• [Problem description] Could the whole of the data below be written out verbatim?

Segment Start: Records supplied

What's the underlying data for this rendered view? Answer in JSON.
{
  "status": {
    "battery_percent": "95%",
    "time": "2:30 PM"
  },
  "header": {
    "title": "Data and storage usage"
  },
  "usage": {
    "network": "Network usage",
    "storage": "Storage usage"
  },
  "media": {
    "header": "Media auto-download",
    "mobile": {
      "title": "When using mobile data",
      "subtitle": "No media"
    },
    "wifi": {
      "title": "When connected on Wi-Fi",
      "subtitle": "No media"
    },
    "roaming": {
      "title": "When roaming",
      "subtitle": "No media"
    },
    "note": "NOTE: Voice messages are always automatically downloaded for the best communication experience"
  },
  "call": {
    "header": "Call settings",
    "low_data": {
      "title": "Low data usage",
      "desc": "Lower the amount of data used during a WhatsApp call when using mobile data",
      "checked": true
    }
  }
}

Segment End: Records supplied

• [Written answer]
What's the underlying data for this rendered view? Answer in JSON.
{
  "status": {
    "battery_percent": "95%",
    "time": "2:30 PM"
  },
  "header": {
    "title": "Data and storage usage"
  },
  "usage": {
    "network": "Network usage",
    "storage": "Storage usage"
  },
  "media": {
    "header": "Media auto-download",
    "mobile": {
      "title": "When using mobile data",
      "subtitle": "No media"
    },
    "wifi": {
      "title": "When connected on Wi-Fi",
      "subtitle": "No media"
    },
    "roaming": {
      "title": "When roaming",
      "subtitle": "No media"
    },
    "note": "NOTE: Voice messages are always automatically downloaded for the best communication experience"
  },
  "call": {
    "header": "Call settings",
    "low_data": {
      "title": "Low data usage",
      "desc": "Lower the amount of data used during a WhatsApp call when using mobile data",
      "checked": true
    }
  }
}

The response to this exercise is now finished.